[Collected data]
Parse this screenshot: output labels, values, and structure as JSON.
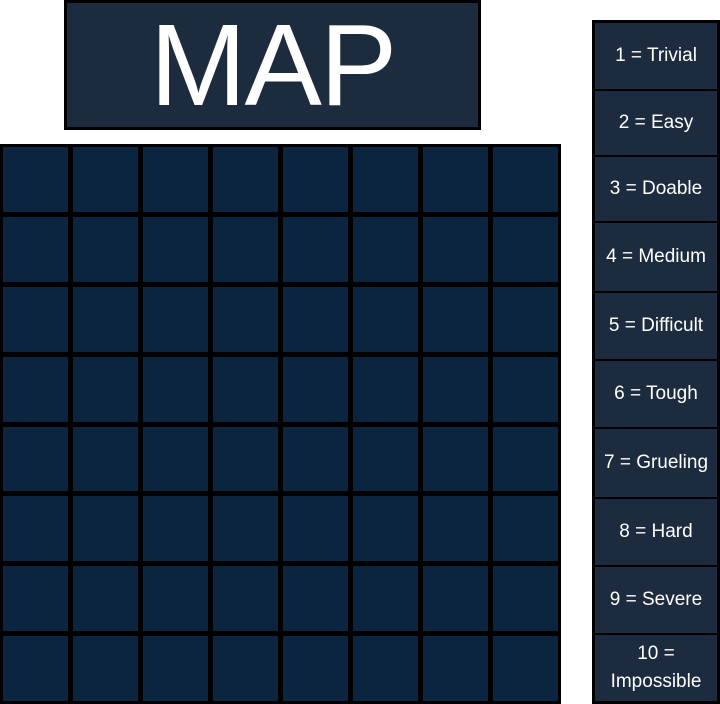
{
  "title": "MAP",
  "colors": {
    "title_bg": "#1c2b3e",
    "cell_bg": "#0b2540",
    "legend_bg": "#1c2b3e",
    "border": "#000000",
    "text": "#ffffff"
  },
  "grid": {
    "rows": 8,
    "cols": 8
  },
  "legend": [
    "1 = Trivial",
    "2 = Easy",
    "3 = Doable",
    "4 = Medium",
    "5 = Difficult",
    "6 = Tough",
    "7 = Grueling",
    "8 = Hard",
    "9 = Severe",
    "10 = Impossible"
  ]
}
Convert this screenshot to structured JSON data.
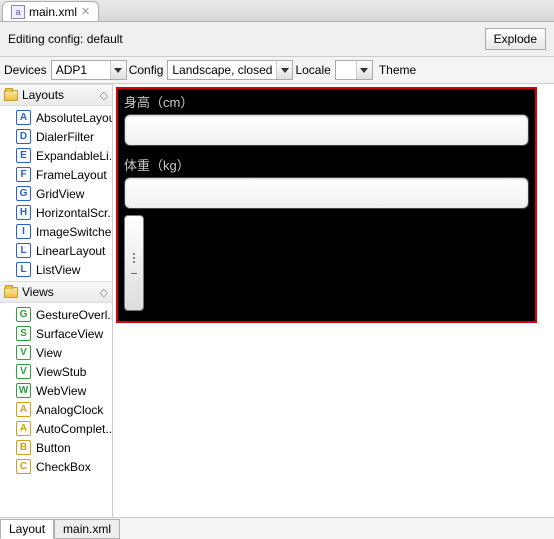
{
  "tab": {
    "filename": "main.xml",
    "close": "✕"
  },
  "config_line": "Editing config: default",
  "explode_btn": "Explode",
  "toolbar": {
    "devices_label": "Devices",
    "devices_value": "ADP1",
    "config_label": "Config",
    "config_value": "Landscape, closed",
    "locale_label": "Locale",
    "locale_value": "",
    "theme_label": "Theme"
  },
  "palette": {
    "layouts": {
      "title": "Layouts",
      "items": [
        {
          "letter": "A",
          "color": "#2a5fd0",
          "label": "AbsoluteLayout"
        },
        {
          "letter": "D",
          "color": "#2a5fd0",
          "label": "DialerFilter"
        },
        {
          "letter": "E",
          "color": "#2a5fd0",
          "label": "ExpandableLi..."
        },
        {
          "letter": "F",
          "color": "#2a5fd0",
          "label": "FrameLayout"
        },
        {
          "letter": "G",
          "color": "#2a5fd0",
          "label": "GridView"
        },
        {
          "letter": "H",
          "color": "#2a5fd0",
          "label": "HorizontalScr..."
        },
        {
          "letter": "I",
          "color": "#2a5fd0",
          "label": "ImageSwitcher"
        },
        {
          "letter": "L",
          "color": "#2a5fd0",
          "label": "LinearLayout"
        },
        {
          "letter": "L",
          "color": "#2a5fd0",
          "label": "ListView"
        }
      ]
    },
    "views": {
      "title": "Views",
      "items": [
        {
          "letter": "G",
          "color": "#2aa040",
          "label": "GestureOverl..."
        },
        {
          "letter": "S",
          "color": "#2aa040",
          "label": "SurfaceView"
        },
        {
          "letter": "V",
          "color": "#2aa040",
          "label": "View"
        },
        {
          "letter": "V",
          "color": "#2aa040",
          "label": "ViewStub"
        },
        {
          "letter": "W",
          "color": "#2aa040",
          "label": "WebView"
        },
        {
          "letter": "A",
          "color": "#d0a010",
          "label": "AnalogClock"
        },
        {
          "letter": "A",
          "color": "#d0a010",
          "label": "AutoComplet..."
        },
        {
          "letter": "B",
          "color": "#d0a010",
          "label": "Button"
        },
        {
          "letter": "C",
          "color": "#d0a010",
          "label": "CheckBox"
        }
      ]
    }
  },
  "device": {
    "field1_label": "身高（cm）",
    "field2_label": "体重（kg）"
  },
  "bottom_tabs": {
    "layout": "Layout",
    "source": "main.xml"
  }
}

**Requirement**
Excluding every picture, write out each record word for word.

**Written solution**
Parse this screenshot: output labels, values, and structure as JSON.
{
  "title": "MAP",
  "colors": {
    "title_bg": "#1c2b3e",
    "cell_bg": "#0b2540",
    "legend_bg": "#1c2b3e",
    "border": "#000000",
    "text": "#ffffff"
  },
  "grid": {
    "rows": 8,
    "cols": 8
  },
  "legend": [
    "1 = Trivial",
    "2 = Easy",
    "3 = Doable",
    "4 = Medium",
    "5 = Difficult",
    "6 = Tough",
    "7 = Grueling",
    "8 = Hard",
    "9 = Severe",
    "10 = Impossible"
  ]
}
Convert this screenshot to structured JSON data.
{
  "tab": {
    "filename": "main.xml",
    "close": "✕"
  },
  "config_line": "Editing config: default",
  "explode_btn": "Explode",
  "toolbar": {
    "devices_label": "Devices",
    "devices_value": "ADP1",
    "config_label": "Config",
    "config_value": "Landscape, closed",
    "locale_label": "Locale",
    "locale_value": "",
    "theme_label": "Theme"
  },
  "palette": {
    "layouts": {
      "title": "Layouts",
      "items": [
        {
          "letter": "A",
          "color": "#2a5fd0",
          "label": "AbsoluteLayout"
        },
        {
          "letter": "D",
          "color": "#2a5fd0",
          "label": "DialerFilter"
        },
        {
          "letter": "E",
          "color": "#2a5fd0",
          "label": "ExpandableLi..."
        },
        {
          "letter": "F",
          "color": "#2a5fd0",
          "label": "FrameLayout"
        },
        {
          "letter": "G",
          "color": "#2a5fd0",
          "label": "GridView"
        },
        {
          "letter": "H",
          "color": "#2a5fd0",
          "label": "HorizontalScr..."
        },
        {
          "letter": "I",
          "color": "#2a5fd0",
          "label": "ImageSwitcher"
        },
        {
          "letter": "L",
          "color": "#2a5fd0",
          "label": "LinearLayout"
        },
        {
          "letter": "L",
          "color": "#2a5fd0",
          "label": "ListView"
        }
      ]
    },
    "views": {
      "title": "Views",
      "items": [
        {
          "letter": "G",
          "color": "#2aa040",
          "label": "GestureOverl..."
        },
        {
          "letter": "S",
          "color": "#2aa040",
          "label": "SurfaceView"
        },
        {
          "letter": "V",
          "color": "#2aa040",
          "label": "View"
        },
        {
          "letter": "V",
          "color": "#2aa040",
          "label": "ViewStub"
        },
        {
          "letter": "W",
          "color": "#2aa040",
          "label": "WebView"
        },
        {
          "letter": "A",
          "color": "#d0a010",
          "label": "AnalogClock"
        },
        {
          "letter": "A",
          "color": "#d0a010",
          "label": "AutoComplet..."
        },
        {
          "letter": "B",
          "color": "#d0a010",
          "label": "Button"
        },
        {
          "letter": "C",
          "color": "#d0a010",
          "label": "CheckBox"
        }
      ]
    }
  },
  "device": {
    "field1_label": "身高（cm）",
    "field2_label": "体重（kg）"
  },
  "bottom_tabs": {
    "layout": "Layout",
    "source": "main.xml"
  }
}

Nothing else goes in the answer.